→ **GOAL OF THE EXERCISE**
Each line in the entries below that holds the word "structure" belongs in the answer.

→ **TASK MATERIAL**
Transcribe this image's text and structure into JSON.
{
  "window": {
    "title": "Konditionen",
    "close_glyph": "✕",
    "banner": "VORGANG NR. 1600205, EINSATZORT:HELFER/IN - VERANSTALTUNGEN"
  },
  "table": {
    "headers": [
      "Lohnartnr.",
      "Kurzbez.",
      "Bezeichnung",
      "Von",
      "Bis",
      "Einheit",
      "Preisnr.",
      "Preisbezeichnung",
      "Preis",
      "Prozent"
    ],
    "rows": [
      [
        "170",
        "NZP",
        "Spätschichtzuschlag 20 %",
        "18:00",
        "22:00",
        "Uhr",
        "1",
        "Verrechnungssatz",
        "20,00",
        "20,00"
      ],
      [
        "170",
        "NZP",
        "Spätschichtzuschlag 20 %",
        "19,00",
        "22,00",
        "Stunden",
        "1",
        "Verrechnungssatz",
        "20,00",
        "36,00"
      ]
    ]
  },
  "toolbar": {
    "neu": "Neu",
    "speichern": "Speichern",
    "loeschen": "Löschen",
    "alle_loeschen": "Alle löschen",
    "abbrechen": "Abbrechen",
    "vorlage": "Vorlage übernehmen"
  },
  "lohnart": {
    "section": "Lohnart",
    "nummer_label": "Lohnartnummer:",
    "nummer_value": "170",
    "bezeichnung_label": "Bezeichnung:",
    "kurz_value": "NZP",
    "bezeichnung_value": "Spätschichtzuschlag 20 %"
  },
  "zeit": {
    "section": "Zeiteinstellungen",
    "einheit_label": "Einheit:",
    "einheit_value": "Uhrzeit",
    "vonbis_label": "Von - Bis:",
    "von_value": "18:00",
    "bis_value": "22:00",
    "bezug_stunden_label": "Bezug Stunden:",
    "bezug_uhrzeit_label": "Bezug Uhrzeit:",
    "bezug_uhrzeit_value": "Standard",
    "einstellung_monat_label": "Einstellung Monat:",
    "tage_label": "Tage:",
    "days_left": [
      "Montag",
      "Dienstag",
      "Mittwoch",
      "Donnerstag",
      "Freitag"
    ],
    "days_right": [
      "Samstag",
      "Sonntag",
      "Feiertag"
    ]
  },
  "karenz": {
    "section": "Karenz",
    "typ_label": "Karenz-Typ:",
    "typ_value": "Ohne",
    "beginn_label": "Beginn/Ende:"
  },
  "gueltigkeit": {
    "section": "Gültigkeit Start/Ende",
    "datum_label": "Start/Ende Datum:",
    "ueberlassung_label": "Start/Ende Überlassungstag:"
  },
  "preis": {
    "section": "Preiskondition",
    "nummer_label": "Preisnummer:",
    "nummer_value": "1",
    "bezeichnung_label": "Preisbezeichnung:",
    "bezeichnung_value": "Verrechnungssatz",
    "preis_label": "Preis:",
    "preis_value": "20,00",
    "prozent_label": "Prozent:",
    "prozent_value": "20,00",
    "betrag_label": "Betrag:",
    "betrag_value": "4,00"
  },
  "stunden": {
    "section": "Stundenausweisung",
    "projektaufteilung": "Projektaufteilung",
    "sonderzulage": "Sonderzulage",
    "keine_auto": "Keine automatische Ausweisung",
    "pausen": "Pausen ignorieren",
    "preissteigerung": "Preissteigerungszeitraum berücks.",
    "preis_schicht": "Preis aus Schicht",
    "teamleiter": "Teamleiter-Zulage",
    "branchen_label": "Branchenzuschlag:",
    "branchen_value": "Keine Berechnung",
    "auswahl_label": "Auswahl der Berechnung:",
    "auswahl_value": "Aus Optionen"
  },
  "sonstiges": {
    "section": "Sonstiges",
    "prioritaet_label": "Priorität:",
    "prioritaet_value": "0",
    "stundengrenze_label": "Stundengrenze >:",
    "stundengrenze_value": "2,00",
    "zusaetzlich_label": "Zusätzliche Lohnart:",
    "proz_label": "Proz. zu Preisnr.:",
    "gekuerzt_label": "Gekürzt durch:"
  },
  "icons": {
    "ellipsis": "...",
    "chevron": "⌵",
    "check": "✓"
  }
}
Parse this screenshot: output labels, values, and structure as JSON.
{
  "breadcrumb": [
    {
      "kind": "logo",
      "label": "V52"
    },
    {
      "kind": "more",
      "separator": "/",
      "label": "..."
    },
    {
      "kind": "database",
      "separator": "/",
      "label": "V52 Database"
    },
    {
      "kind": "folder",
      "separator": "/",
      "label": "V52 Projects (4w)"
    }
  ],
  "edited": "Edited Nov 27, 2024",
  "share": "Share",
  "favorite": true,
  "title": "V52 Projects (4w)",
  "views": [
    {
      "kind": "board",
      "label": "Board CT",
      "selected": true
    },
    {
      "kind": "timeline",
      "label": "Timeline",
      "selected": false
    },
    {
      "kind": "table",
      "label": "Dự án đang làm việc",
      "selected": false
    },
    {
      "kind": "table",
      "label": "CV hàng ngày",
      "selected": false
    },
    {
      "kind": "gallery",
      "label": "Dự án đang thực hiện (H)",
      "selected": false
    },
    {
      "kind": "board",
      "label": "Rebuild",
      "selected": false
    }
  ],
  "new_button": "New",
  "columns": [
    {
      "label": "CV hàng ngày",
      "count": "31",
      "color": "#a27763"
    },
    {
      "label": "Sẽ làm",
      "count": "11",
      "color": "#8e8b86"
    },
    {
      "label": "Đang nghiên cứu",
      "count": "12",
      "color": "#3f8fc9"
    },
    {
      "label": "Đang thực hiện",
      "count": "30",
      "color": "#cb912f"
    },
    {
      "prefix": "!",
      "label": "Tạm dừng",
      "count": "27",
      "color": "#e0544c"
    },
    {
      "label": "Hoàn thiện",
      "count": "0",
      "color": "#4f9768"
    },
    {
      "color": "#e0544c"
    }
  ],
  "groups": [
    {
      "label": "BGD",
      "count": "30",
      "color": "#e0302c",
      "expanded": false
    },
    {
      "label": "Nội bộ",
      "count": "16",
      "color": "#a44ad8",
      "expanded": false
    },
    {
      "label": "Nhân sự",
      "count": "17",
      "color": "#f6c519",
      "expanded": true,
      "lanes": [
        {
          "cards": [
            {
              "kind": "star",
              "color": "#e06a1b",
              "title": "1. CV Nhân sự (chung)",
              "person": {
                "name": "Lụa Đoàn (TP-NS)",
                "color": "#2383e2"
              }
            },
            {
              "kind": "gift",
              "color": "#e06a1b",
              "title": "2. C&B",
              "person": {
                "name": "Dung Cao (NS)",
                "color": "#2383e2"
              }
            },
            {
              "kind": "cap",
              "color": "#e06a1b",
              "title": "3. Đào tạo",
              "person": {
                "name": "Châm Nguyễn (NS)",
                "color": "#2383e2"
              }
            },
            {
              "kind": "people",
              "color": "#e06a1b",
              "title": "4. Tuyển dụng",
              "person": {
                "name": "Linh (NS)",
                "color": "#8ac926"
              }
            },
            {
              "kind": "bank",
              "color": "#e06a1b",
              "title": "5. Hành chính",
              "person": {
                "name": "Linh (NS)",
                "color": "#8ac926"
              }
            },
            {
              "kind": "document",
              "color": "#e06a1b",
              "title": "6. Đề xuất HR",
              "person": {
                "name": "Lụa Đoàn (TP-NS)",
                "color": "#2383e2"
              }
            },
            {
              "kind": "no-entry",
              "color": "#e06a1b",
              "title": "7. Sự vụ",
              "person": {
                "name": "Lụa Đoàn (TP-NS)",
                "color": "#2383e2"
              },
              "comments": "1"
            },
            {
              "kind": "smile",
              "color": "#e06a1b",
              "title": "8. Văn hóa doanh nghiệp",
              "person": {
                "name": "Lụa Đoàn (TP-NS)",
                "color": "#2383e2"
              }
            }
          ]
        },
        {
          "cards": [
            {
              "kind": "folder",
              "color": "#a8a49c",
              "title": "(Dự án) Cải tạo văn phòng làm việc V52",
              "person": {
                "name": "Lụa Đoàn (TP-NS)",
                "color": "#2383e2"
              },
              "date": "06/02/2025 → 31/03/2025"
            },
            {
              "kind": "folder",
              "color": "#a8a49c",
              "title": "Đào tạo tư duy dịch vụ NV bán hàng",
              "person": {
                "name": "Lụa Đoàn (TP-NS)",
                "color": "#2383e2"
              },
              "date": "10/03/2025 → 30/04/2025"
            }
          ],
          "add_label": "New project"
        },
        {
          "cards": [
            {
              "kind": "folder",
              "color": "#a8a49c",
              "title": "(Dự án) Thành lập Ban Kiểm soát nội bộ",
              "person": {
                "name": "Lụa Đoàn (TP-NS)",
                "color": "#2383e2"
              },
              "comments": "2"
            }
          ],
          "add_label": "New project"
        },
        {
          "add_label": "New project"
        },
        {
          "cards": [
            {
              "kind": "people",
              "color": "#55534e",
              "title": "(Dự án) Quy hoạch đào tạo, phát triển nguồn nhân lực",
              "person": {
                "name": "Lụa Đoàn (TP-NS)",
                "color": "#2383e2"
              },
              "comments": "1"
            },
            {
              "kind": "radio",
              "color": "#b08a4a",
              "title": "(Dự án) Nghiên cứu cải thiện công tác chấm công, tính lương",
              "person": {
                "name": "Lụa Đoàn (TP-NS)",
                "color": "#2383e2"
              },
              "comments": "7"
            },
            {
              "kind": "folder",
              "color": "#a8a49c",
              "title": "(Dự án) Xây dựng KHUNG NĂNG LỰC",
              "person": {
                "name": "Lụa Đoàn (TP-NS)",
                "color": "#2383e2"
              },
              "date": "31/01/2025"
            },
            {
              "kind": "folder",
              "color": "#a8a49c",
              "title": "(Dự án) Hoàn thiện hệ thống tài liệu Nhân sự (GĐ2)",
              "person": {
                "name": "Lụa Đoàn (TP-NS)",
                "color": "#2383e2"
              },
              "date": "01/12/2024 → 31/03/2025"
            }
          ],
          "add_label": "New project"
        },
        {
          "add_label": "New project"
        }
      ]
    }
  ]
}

→ **ANSWER SPACE**
Transcribe this image's text and structure into JSON.
Parse this screenshot: output labels, values, and structure as JSON.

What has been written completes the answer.